    057 Phil 322

  • G.R. No. 35681 October 18, 1932 - PEOPLE OF THE PHIL. ISLANDS v. TEODORO I. LOCSON

    057 Phil 325

  • G.R. No. 35252 October 21, 1932 - PNB v. UY TENG PIAO

    057 Phil 337

  • G.R. No. 36207 October 26, 1932 - IRINEO G. CARLOS v. MINDORO SUGAR CO., ET AL.

    057 Phil 343

  • G.R. No. 36275 October 26, 1932 - PEOPLE OF THE PHIL. ISLANDS v. CRISANTO EVANGELISTA, ET AL.

    057 Phil 354

  • G.R. No. 36276 October 26, 1932 - PEOPLE OF THE PHIL. ISLANDS v. GUILLERMO CAPADOCIA, ET AL.

    057 Phil 364

  • G.R. No. 36277 October 26, 1932 - PEOPLE OF THE PHIL. ISLANDS v. CRISANTO EVANGELISTA, ET AL.

    057 Phil 372

  • G.R. No. 36278 October 26, 1932 - PEOPLE OF THE PHIL. ISLANDS v. CRISANTO EVANGELISTA, ET AL.

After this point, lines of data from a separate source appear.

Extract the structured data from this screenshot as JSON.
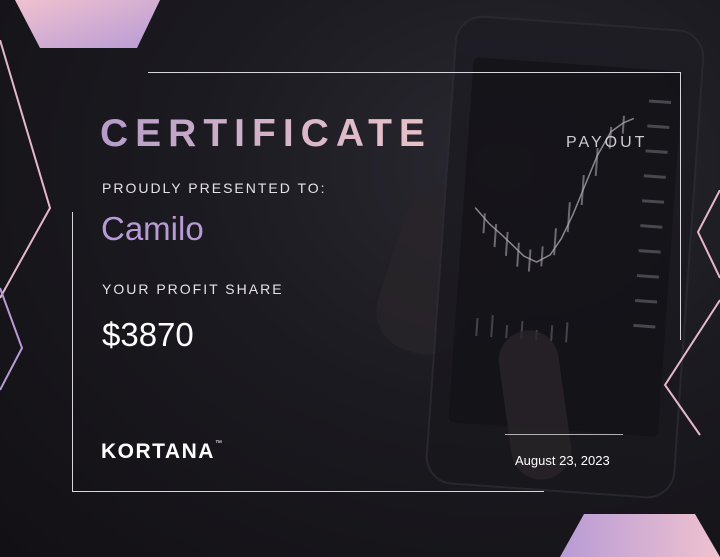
{
  "certificate": {
    "title": "CERTIFICATE",
    "payout_label": "PAYOUT",
    "presented_label": "PROUDLY PRESENTED TO:",
    "recipient_name": "Camilo",
    "profit_share_label": "YOUR PROFIT SHARE",
    "profit_share_amount": "$3870",
    "brand": "KORTANA",
    "trademark": "™",
    "date": "August 23, 2023"
  },
  "colors": {
    "background": "#1b1a20",
    "accent_purple": "#b89bd6",
    "accent_pink": "#e9c2c8",
    "frame_line": "#d9d5dc",
    "text": "#ffffff"
  }
}
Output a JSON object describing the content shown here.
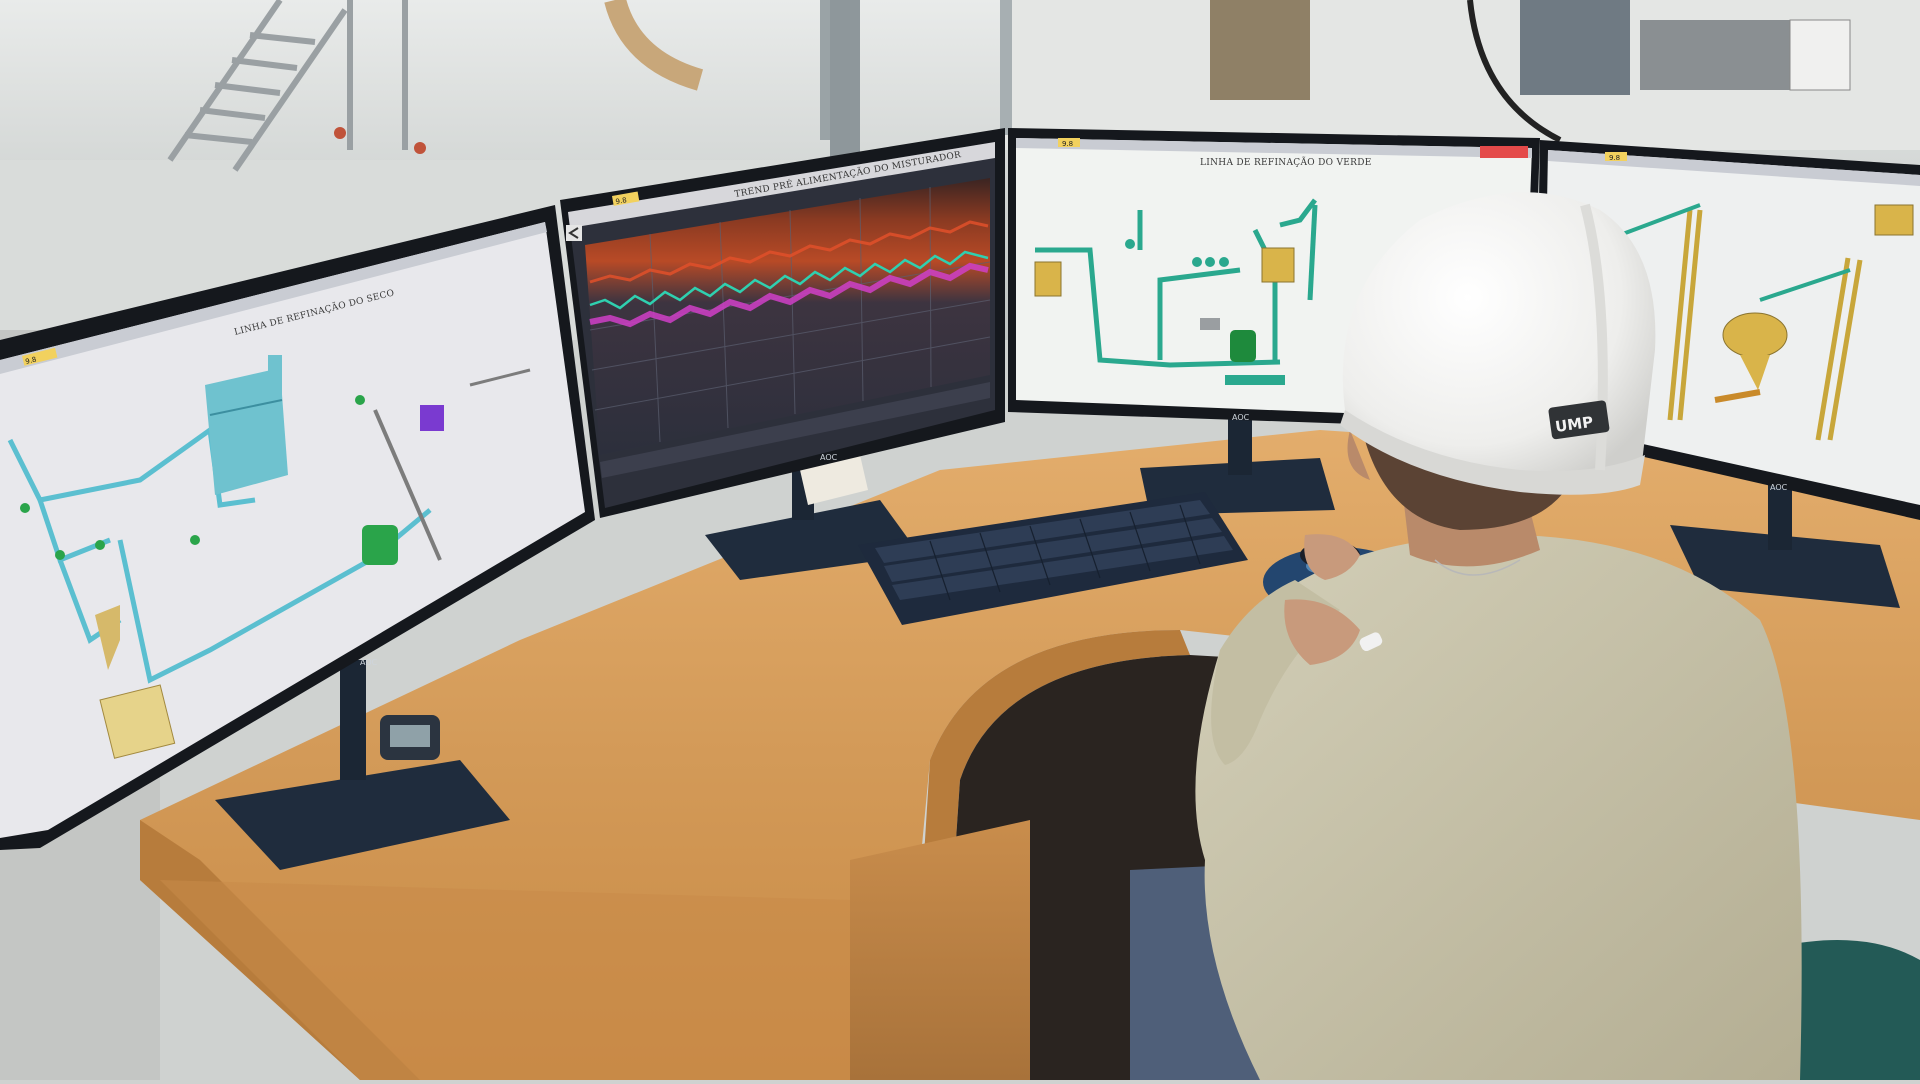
{
  "monitors": {
    "left": {
      "title": "LINHA DE REFINAÇÃO DO SECO",
      "tab_label": "9.8",
      "brand": "AOC",
      "accent": "#5bbfd0"
    },
    "center_left": {
      "title": "TREND PRÉ ALIMENTAÇÃO DO MISTURADOR",
      "tab_label": "9.8",
      "brand": "AOC",
      "series_colors": [
        "#e0502a",
        "#2fd0b0",
        "#d040c8"
      ]
    },
    "center_right": {
      "title": "LINHA DE REFINAÇÃO DO VERDE",
      "tab_label": "9.8",
      "brand": "AOC",
      "accent": "#2aa88e"
    },
    "right": {
      "tab_label": "9.8",
      "brand": "AOC",
      "accent": "#d6b23a"
    }
  },
  "hard_hat": {
    "logo_text": "UMP"
  },
  "colors": {
    "desk": "#d6a061",
    "desk_edge": "#b57b3f",
    "monitor_stand": "#1f2c3d",
    "shirt": "#c9c4aa",
    "helmet": "#f3f3f1"
  }
}
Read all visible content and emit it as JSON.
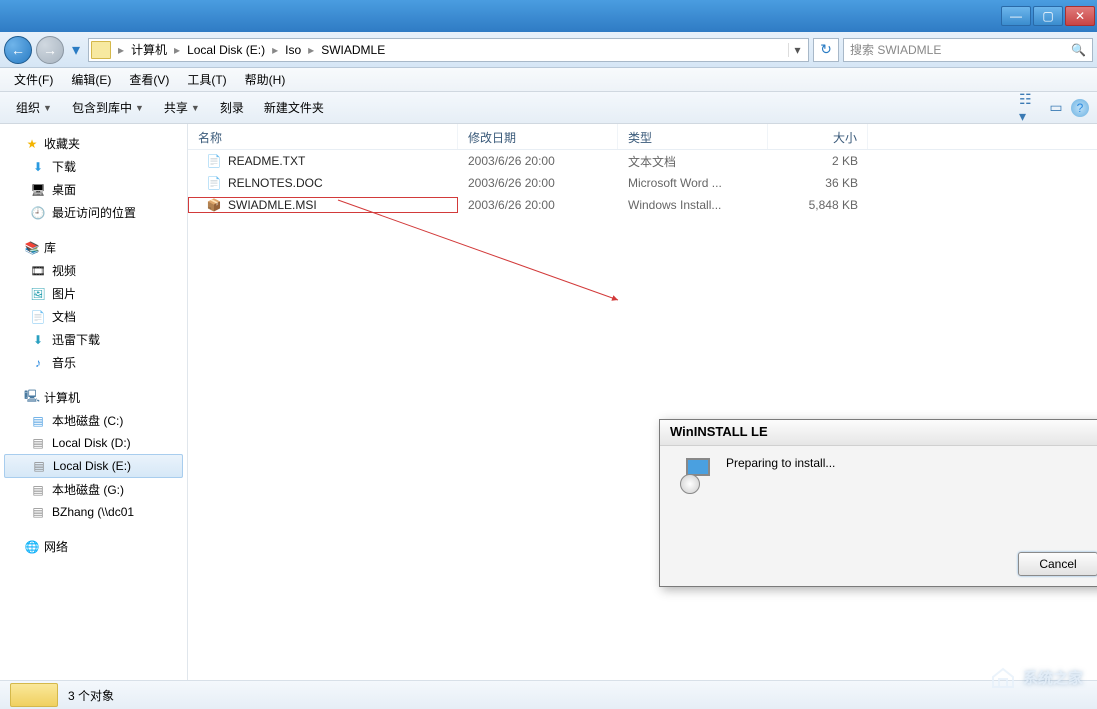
{
  "window": {
    "minimize": "—",
    "maximize": "▢",
    "close": "✕"
  },
  "address": {
    "segments": [
      "计算机",
      "Local Disk (E:)",
      "Iso",
      "SWIADMLE"
    ]
  },
  "search": {
    "placeholder": "搜索 SWIADMLE"
  },
  "menu": {
    "file": "文件(F)",
    "edit": "编辑(E)",
    "view": "查看(V)",
    "tools": "工具(T)",
    "help": "帮助(H)"
  },
  "toolbar": {
    "organize": "组织",
    "include": "包含到库中",
    "share": "共享",
    "burn": "刻录",
    "newfolder": "新建文件夹"
  },
  "sidebar": {
    "favorites": {
      "label": "收藏夹",
      "items": [
        {
          "label": "下载",
          "icon": "ico-dl"
        },
        {
          "label": "桌面",
          "icon": "ico-desk"
        },
        {
          "label": "最近访问的位置",
          "icon": "ico-recent"
        }
      ]
    },
    "libraries": {
      "label": "库",
      "items": [
        {
          "label": "视频",
          "icon": "ico-vid"
        },
        {
          "label": "图片",
          "icon": "ico-pic"
        },
        {
          "label": "文档",
          "icon": "ico-doc"
        },
        {
          "label": "迅雷下载",
          "icon": "ico-thdl"
        },
        {
          "label": "音乐",
          "icon": "ico-music"
        }
      ]
    },
    "computer": {
      "label": "计算机",
      "items": [
        {
          "label": "本地磁盘 (C:)",
          "icon": "ico-drvc"
        },
        {
          "label": "Local Disk (D:)",
          "icon": "ico-drive"
        },
        {
          "label": "Local Disk (E:)",
          "icon": "ico-drive",
          "selected": true
        },
        {
          "label": "本地磁盘 (G:)",
          "icon": "ico-drive"
        },
        {
          "label": "BZhang (\\\\dc01",
          "icon": "ico-drive"
        }
      ]
    },
    "network": {
      "label": "网络"
    }
  },
  "columns": {
    "name": "名称",
    "date": "修改日期",
    "type": "类型",
    "size": "大小"
  },
  "files": [
    {
      "name": "README.TXT",
      "date": "2003/6/26 20:00",
      "type": "文本文档",
      "size": "2 KB",
      "icon": "ico-txt"
    },
    {
      "name": "RELNOTES.DOC",
      "date": "2003/6/26 20:00",
      "type": "Microsoft Word ...",
      "size": "36 KB",
      "icon": "ico-word"
    },
    {
      "name": "SWIADMLE.MSI",
      "date": "2003/6/26 20:00",
      "type": "Windows Install...",
      "size": "5,848 KB",
      "icon": "ico-msi",
      "highlighted": true
    }
  ],
  "dialog": {
    "title": "WinINSTALL LE",
    "message": "Preparing to install...",
    "cancel": "Cancel"
  },
  "status": {
    "count": "3 个对象"
  },
  "watermark": "系统之家"
}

    057 Phil 375

  • G.R. No. 38190 October 26, 1932 - MLA. YELLOW TAXICAB CO., INC., ET AL. v. FRANCISCO JAVIER

    057 Phil 380

  • G.R. No. 35500 October 27, 1932 - PEOPLE OF THE PHIL. ISLANDS v. JOSE RUBIO

    057 Phil 384

  • G.R. No. 35686 October 27, 1932 - ROSA DE LOS REYES v. GUILLERMA LEONARDO, ET AL.

    057 Phil 407

  • G.R. No. 35903 October 27, 1932 - PRUDENCIA CHUA TAN, ET AL. v. LUCIA DEL ROSARIO

    057 Phil 411

  • G.R. No. 36243 October 27, 1932 - PEOPLE OF THE PHIL. ISLANDS v. NICOLAS FRANCISCO, ET AL.

    057 Phil 418

  • G.R. No. 38139 October 27, 1932 - WESTMINSTER BANK, LTD. v. LUIS P. TORRES, ET AL.

    057 Phil 422

  • G.R. No. 37124 October 28, 1932 - PEOPLE OF THE PHIL. ISLANDS v. ARCADIO R. TANYAQUIN

    057 Phil 426

  • G.R. No. 35368 October 29, 1932 - RAFAEL MORETA v. TAN CHAY

    057 Phil 431

  • G.R. No. 35586 October 31, 1932 - CONSORCIA DICHOSO DE TICSON v. MARINO DE GOROSTIZA

    057 Phil 437